A-la-la-la-la-la-le-lu-ia

A-la-la-la-la-la-le-lu-ia

A-la-la-la-la-la-le    le-lu-ia”

The song then continues with verses such as shake a friend’s hand, or pat a friend’s back, and, my personal favorite, bump another rump. The kids then go around shaking hands, patting backs, and bumping rumps with all of their friends, recognizing the Jesus in everyone. After that, I knew that I should talk to God like He is my best friend, and so I did. Jesus became more real to me than ever before and my relationship with Him has grown immensely.

I get upset, I yell, I cry, I laugh, I get excited – I talk to Him as if I’m calling my best friend on the phone. And that’s what prayer should be – a conversation.

Now, I’m a talker (just check out the length of this post!), but you have to remember that a conversation goes two ways – there is also a listening part. Remember to listen, just as you give and take in a regular day-to-day conversation with someone visibly in front of you. Listen to God as He begins to show you and tell you what He wants you to know.

At Convention, we will be challenged daily to pray, not only in worship sessions but through a prayer walk, a morning prayer vigil, anointing, and so much more. As we prepare for an awesome week of God in Phoenix, think about how you pray. Are your conversations one-sided? Do you give God a chance to respond to you? Are you open, raw, and revealing, like you would be with your best friend? Do you tell Him everything? I challenge each and every one of you to change the way you think about prayer. Think of it as a conversation!

For spring break, I have the lovely opportunity of spending six days in the Smoky Mountains in Gatlinburg, Tennessee. That’s a nine-hour trip of talking time.  I plan on making this Spring Break my Prayer Break – six days of time set aside to be just with God.

I know not everyone gets the luxury of a college spring break. But we all get the occasional coffee breaks, work breaks, and lunch breaks if not every day – at least every week. Pray while you sip your coffee, pray while you read the newspaper, pray while you eat with a coworker. Take those breaks and make them Prayer Breaks. The conversations you have with God don’t need to take away from your break time, but rather add to it.

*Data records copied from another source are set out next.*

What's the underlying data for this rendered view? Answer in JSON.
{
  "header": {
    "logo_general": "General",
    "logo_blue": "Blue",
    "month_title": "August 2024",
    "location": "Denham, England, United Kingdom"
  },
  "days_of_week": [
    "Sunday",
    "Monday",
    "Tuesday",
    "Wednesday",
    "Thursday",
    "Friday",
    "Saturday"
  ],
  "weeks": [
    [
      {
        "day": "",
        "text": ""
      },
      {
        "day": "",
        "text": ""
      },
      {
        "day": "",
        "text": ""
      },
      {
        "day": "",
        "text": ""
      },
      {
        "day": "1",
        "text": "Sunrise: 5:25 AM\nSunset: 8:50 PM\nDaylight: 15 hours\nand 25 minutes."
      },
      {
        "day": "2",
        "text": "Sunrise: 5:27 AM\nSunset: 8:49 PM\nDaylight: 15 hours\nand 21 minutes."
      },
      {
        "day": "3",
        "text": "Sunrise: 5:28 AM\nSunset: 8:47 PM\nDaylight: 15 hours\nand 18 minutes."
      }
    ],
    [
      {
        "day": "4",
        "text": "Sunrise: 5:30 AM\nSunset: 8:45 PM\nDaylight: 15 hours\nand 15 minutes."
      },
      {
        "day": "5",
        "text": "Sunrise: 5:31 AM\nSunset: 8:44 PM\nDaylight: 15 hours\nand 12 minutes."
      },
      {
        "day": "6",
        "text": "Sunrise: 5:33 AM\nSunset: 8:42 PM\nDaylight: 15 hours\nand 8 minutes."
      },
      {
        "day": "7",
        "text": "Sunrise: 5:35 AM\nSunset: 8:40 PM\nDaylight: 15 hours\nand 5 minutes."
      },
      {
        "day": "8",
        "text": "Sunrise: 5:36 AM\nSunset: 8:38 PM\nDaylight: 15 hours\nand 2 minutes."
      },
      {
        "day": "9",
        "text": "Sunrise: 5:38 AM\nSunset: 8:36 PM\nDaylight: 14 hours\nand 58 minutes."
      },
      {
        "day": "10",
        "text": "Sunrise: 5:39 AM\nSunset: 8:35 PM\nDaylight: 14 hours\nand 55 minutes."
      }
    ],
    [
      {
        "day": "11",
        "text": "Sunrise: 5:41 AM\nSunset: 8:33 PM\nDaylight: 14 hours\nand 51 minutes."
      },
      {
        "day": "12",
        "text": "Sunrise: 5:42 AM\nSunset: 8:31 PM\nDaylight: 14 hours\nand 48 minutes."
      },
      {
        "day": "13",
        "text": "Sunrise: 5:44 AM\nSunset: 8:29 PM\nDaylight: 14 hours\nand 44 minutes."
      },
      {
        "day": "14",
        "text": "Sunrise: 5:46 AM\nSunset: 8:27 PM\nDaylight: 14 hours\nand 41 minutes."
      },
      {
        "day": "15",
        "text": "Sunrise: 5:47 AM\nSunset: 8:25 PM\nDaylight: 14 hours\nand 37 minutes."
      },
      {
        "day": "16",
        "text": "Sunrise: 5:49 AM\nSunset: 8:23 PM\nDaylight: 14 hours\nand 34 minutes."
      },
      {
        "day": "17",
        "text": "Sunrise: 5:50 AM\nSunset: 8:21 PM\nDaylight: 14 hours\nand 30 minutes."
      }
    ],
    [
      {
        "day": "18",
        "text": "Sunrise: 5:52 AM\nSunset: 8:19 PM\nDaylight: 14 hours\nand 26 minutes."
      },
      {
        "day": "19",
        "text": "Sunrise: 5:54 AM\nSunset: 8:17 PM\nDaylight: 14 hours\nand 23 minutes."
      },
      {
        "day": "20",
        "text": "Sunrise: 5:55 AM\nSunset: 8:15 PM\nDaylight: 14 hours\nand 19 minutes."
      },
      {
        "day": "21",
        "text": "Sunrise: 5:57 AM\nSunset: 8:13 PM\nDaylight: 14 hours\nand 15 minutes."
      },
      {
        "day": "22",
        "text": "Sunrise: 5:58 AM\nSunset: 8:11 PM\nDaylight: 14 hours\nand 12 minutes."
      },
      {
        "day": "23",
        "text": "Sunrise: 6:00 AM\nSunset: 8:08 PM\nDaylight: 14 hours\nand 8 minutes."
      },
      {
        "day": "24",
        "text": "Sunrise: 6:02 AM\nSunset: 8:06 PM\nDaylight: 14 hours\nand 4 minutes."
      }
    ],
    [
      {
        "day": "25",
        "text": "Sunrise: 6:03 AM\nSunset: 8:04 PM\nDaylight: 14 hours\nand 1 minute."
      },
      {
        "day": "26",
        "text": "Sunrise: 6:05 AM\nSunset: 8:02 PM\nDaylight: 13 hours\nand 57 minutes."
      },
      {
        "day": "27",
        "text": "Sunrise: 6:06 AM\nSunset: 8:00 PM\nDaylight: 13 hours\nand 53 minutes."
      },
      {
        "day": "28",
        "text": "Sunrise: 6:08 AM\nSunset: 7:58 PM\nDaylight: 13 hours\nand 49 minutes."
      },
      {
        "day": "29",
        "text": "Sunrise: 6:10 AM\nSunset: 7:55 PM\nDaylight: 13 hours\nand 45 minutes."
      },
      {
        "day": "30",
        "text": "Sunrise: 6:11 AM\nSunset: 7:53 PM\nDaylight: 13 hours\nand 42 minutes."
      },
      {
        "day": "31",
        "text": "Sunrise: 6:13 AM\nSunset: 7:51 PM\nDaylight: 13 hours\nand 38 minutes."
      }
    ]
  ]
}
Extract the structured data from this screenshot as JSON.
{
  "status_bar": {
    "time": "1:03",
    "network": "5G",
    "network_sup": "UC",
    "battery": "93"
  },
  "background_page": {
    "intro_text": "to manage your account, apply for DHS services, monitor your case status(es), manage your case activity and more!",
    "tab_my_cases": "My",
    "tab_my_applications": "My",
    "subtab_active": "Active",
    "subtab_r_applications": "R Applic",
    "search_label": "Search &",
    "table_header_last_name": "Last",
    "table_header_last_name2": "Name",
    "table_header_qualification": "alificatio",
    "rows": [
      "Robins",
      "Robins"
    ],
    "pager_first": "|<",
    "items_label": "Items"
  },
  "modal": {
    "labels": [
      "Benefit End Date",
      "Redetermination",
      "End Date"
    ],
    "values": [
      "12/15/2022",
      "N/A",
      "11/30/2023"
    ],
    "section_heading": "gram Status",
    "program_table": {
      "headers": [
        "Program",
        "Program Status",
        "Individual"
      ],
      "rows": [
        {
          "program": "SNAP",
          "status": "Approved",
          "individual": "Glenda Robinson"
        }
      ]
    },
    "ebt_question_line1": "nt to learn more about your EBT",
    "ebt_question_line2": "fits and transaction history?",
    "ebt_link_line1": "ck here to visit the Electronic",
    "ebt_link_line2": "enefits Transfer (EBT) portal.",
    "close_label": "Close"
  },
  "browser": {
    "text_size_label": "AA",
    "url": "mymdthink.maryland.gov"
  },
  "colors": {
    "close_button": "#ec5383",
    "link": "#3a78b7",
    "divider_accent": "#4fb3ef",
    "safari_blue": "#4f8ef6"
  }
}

I drive pray. Maybe on my way to Convention I’ll fly pray. Immerse yourself in prayer. I’ll see you there!